OBJECTIVE: The aim of this study was to assess the prevalence of cytomegalovirus (CMV) viremia in HIV-positive patients starting antiretroviral therapy (ART) and to evaluate its impact on clinical outcomes.
DESIGN: A retrospective analysis of four clinical trials (INSIGHT FIRST, SMART, START, and ANRS REFLATE TB).
METHODS: Stored plasma samples from participants were used to measure CMV viremia at baseline prior to initiating ART and at visits through 1 year of follow-up after ART initiation. CMV viremia was measured centrally using a quantitative PCR assay. Within FIRST, associations of CMV viremia at baseline and through 8 months of ART were examined with a composite clinical outcome of AIDS, serious non-AIDS events, or death using Cox proportional hazards regression.
RESULTS: Samples from a total of 3176 participants, 1169 from FIRST, 137 from ANRS REFLATE TB, 54 from SMART, and 1816 from START were available with baseline CMV viremia prevalence of 17, 26, 0, and 1%, respectively. Pooled across trials, baseline CMV viremia was associated with low CD4 + T-cell counts and high HIV RNA levels. In FIRST, CMV viremia was detected in only 5% of participants between baseline and month 8. After adjustment for CD4 + T-cell count and HIV RNA levels, hazard ratios for risk of clinical outcomes was 1.15 (0.86-1.54) and 2.58 (1.68-3.98) in FIRST participants with baseline and follow-up CMV viremia, respectively.

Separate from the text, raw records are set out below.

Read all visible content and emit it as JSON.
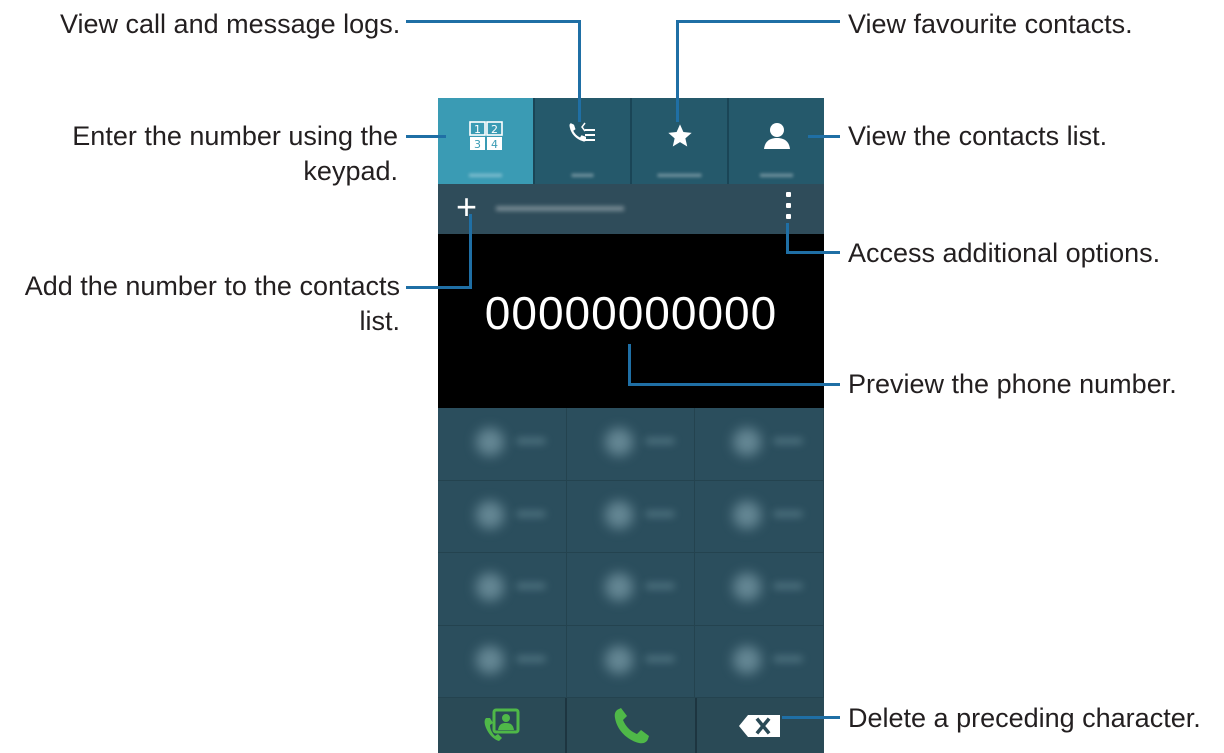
{
  "annotations": {
    "logs": "View call and message logs.",
    "favourites": "View favourite contacts.",
    "keypad_line1": "Enter the number using the",
    "keypad_line2": "keypad.",
    "contacts_list": "View the contacts list.",
    "options": "Access additional options.",
    "add_line1": "Add the number to the contacts",
    "add_line2": "list.",
    "preview": "Preview the phone number.",
    "delete": "Delete a preceding character."
  },
  "phone": {
    "tabs": [
      {
        "icon": "keypad-icon",
        "active": true
      },
      {
        "icon": "call-logs-icon",
        "active": false
      },
      {
        "icon": "star-icon",
        "active": false
      },
      {
        "icon": "contact-icon",
        "active": false
      }
    ],
    "action_bar": {
      "add_icon": "plus-icon",
      "more_icon": "more-vertical-icon"
    },
    "display": {
      "number": "00000000000"
    },
    "bottom_bar": [
      {
        "icon": "contact-card-call-icon"
      },
      {
        "icon": "phone-icon"
      },
      {
        "icon": "backspace-icon"
      }
    ]
  },
  "colors": {
    "annotation_line": "#1f6fa5",
    "tab_active": "#3a9bb4",
    "tab_bar": "#25596b",
    "display_bg": "#000000",
    "call_green": "#4fb848"
  }
}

CONCLUSION: Baseline CMV viremia in HIV-positive patients starting ART is associated with advanced infection and only persistent CMV viremia after ART initiation is associated with a higher risk of morbidity and mortality.